Belted KingfisherIt was night at the edge of the woods, the first night in awhile the sky has been so clear. We settled back in the water to watch for shooting stars, a.k.a the Perseids.

The Perseids is an annual shower of dust and ice trailing from Swift-Tuttle, a comet that whips around us every 133 years, leaving a trail of comet-junk in its wake for us to pass through on our own annual trip around the sun. As those pieces succumb to the gravity of our Terran planet, they burn up in the friction of our atmosphere – and no, they do not get to the ground – normally. If you’re watching the sky and you see a “shooting star” and it disappears while it’s still high in the sky, it is gone and did not collide with Spaceship Earth.

What makes the Perseids display particularly wonderful is it happens about this time every year, when it’s still warm enough to be summer and, if we’re lucky, cool enough for outdoor comfort.

But it was made even more spectacular this week by darkness. As we lay back to watch early Wednesday morning, the moon was in the nearly-gone stage of brilliance, and there were virtually no clouds to block the stellar view. This shower is said to have more “fireballs” than usual – large burning chunks that appear brighter than many of the brightest stars. I watched one blazing comet-scrap suddenly appear, race a thousand miles or so, and leave a distinct exhaust trail as it burned itself into oblivion.

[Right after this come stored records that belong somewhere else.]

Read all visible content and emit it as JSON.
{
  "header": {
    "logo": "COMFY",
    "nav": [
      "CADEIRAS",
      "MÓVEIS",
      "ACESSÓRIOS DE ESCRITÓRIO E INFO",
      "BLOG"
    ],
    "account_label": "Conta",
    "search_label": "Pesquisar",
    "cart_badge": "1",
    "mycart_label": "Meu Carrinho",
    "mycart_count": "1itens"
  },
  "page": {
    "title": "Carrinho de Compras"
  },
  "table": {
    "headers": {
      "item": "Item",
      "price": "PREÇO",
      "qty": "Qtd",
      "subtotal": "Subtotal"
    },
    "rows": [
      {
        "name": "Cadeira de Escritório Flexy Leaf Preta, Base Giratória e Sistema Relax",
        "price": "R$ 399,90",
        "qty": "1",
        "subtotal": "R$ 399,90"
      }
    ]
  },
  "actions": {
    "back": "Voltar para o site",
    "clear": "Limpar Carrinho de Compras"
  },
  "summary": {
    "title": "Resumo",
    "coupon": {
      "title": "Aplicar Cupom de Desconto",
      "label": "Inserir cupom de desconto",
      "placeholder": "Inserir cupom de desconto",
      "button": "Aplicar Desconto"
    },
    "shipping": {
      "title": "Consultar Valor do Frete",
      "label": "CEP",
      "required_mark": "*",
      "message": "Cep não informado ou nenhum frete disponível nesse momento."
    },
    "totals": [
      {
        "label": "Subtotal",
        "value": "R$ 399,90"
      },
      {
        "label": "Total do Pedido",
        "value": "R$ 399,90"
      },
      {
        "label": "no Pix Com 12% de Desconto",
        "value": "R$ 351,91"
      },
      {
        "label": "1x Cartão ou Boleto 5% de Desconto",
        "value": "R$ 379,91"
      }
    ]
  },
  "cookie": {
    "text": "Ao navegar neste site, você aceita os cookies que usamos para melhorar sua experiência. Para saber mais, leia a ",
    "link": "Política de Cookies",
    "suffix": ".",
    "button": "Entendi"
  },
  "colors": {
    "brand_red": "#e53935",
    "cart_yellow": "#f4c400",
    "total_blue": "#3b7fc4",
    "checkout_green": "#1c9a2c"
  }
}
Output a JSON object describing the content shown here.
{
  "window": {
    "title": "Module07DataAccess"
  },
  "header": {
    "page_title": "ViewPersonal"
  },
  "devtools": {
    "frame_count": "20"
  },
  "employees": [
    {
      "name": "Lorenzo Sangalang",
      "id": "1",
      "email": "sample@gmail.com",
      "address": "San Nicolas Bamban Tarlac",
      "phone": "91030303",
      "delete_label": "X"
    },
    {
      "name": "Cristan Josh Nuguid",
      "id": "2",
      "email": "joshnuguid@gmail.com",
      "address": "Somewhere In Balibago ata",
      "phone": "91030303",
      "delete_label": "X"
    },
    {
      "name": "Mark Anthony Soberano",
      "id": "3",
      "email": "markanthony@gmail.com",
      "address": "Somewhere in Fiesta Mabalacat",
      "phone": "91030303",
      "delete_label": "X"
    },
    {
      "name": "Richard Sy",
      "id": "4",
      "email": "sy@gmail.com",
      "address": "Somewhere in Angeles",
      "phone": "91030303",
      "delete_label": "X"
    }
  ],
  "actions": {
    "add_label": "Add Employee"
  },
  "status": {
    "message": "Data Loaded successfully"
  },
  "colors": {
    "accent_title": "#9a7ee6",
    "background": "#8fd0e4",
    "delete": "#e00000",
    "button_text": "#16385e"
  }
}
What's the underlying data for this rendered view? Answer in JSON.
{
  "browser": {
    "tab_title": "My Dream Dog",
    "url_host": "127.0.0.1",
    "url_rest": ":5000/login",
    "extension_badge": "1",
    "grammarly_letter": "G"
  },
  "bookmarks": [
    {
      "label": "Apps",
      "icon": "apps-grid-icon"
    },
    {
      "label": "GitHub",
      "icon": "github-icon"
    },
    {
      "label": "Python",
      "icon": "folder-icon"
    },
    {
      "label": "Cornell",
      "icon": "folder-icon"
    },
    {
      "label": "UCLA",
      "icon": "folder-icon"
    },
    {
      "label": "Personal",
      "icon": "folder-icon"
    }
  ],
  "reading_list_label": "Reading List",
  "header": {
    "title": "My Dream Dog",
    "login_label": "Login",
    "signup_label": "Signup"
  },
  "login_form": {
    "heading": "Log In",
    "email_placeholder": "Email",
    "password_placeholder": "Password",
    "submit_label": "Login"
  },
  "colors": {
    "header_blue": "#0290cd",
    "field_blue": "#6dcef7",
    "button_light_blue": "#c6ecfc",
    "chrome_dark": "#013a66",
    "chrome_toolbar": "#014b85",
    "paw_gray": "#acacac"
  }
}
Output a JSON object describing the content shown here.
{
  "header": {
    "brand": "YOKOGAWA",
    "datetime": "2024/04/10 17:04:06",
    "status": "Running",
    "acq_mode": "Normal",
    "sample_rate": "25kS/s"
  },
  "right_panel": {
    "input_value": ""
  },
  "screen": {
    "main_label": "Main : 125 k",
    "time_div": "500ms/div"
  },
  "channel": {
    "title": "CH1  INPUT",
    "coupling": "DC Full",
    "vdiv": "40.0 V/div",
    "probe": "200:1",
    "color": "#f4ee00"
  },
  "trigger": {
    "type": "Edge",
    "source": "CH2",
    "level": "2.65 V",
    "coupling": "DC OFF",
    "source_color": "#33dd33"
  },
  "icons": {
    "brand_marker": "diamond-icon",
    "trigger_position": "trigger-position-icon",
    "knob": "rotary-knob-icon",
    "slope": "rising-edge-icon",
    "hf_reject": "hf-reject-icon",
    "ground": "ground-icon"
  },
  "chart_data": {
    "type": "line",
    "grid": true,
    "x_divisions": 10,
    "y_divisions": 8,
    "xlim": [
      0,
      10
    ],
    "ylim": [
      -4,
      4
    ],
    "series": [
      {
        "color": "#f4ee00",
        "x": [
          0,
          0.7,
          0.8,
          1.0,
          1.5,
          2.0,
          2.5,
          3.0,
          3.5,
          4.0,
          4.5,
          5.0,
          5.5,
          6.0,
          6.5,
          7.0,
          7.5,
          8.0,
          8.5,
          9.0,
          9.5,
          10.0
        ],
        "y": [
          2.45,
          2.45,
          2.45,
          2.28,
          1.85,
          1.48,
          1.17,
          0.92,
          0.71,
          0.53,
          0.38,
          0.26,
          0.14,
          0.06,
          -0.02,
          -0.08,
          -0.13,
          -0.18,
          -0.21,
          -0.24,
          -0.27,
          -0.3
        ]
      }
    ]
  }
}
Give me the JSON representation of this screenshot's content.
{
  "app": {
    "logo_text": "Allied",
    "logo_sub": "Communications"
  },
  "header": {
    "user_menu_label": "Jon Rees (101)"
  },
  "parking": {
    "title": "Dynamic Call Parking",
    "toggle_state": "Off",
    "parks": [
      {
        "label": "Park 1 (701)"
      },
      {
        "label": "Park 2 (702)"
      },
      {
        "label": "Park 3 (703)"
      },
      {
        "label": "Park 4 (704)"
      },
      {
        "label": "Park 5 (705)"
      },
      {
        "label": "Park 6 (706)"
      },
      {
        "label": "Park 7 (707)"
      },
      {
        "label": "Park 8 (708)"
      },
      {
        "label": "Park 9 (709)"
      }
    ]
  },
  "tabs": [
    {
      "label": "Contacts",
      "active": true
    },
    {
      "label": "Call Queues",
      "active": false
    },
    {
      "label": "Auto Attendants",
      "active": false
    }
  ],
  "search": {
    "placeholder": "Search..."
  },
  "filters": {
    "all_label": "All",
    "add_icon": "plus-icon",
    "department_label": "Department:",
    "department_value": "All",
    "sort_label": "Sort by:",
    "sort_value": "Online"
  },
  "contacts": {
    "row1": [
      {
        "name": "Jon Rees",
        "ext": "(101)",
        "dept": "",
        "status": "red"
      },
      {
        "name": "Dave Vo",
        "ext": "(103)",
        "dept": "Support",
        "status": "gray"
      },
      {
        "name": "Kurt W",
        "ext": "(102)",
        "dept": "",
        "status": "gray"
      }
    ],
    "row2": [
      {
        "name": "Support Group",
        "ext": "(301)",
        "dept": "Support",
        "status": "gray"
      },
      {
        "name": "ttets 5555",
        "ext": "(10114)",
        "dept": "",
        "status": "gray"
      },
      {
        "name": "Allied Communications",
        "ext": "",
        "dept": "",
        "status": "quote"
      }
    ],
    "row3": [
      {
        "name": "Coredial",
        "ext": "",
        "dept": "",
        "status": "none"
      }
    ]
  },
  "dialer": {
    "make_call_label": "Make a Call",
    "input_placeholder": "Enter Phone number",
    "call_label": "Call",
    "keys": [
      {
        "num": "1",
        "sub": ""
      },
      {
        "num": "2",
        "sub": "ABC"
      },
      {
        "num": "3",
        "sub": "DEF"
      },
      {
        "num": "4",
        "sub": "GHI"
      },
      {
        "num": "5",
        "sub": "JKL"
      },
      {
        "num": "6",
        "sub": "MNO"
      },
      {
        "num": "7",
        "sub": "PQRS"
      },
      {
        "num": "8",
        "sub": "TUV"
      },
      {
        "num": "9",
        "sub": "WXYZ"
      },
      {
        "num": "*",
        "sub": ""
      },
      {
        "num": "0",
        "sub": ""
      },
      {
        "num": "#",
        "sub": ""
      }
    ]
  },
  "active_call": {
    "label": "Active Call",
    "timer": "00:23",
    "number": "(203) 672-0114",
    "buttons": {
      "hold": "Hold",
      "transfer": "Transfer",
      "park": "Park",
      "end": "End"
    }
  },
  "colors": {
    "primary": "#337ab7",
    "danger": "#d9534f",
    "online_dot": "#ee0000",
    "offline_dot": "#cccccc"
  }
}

Throw in an orchestra of tree frogs and an occasional cricket, maybe an owl back among the distant trees, a glass of something tasty – it’s difficult to buy tickets for a better show.

Speaking of owls, they are among the most difficult, in my experience, to photograph. I love bird hunting with the Nikon, and I’ve a nice and growing collection of avifauna claiming residence in the county, but there are a few which so far have eluded me.

I often hear an owl or two hoo-hoo-hoooo tauntingly from the woods outside my window. The trouble is, as one tippy-toes quietly as possible with a flashlight through the woods, the huntees hear and see the hunter long before any lens is even close to where they, by the way, no longer are.

Great Blue Herons also are camera shy. I have stood for seemingly long periods watching, quietly, as one of those great birds wades through the tall grass and shallow water in search of a tasty frog on which to dine. I’ve ever so slowly lifted the camera toward my eye – and just as I’d peek through the viewfinder, he (or she) would bound into the air and move out of camera range, knowing exactly which lens I have mounted and what distance is just a bit too far for a decent shot.

In the same fashion, a Belted Kingfisher has avoided me, sitting barely visible in the lakeside pine until I had drifted the canoe almost into camera range before the little blue and rust creature launches in a huge circle around me, staying too far and too fast.

But I’m getting closer to each. Though I am still trying to convince the Kingfisher I am harmless and will not steal his soul with my camera, I have captured a few pretty nice heron-in-flight images.

And one night this week a reader called to say a pair of owls had been stopping by his house the past few evenings. Maybe I’d like to stop by one evening and try my luck, he offered.

Yes, indeed, I would. It’s pretty great to have a year-round hunting season.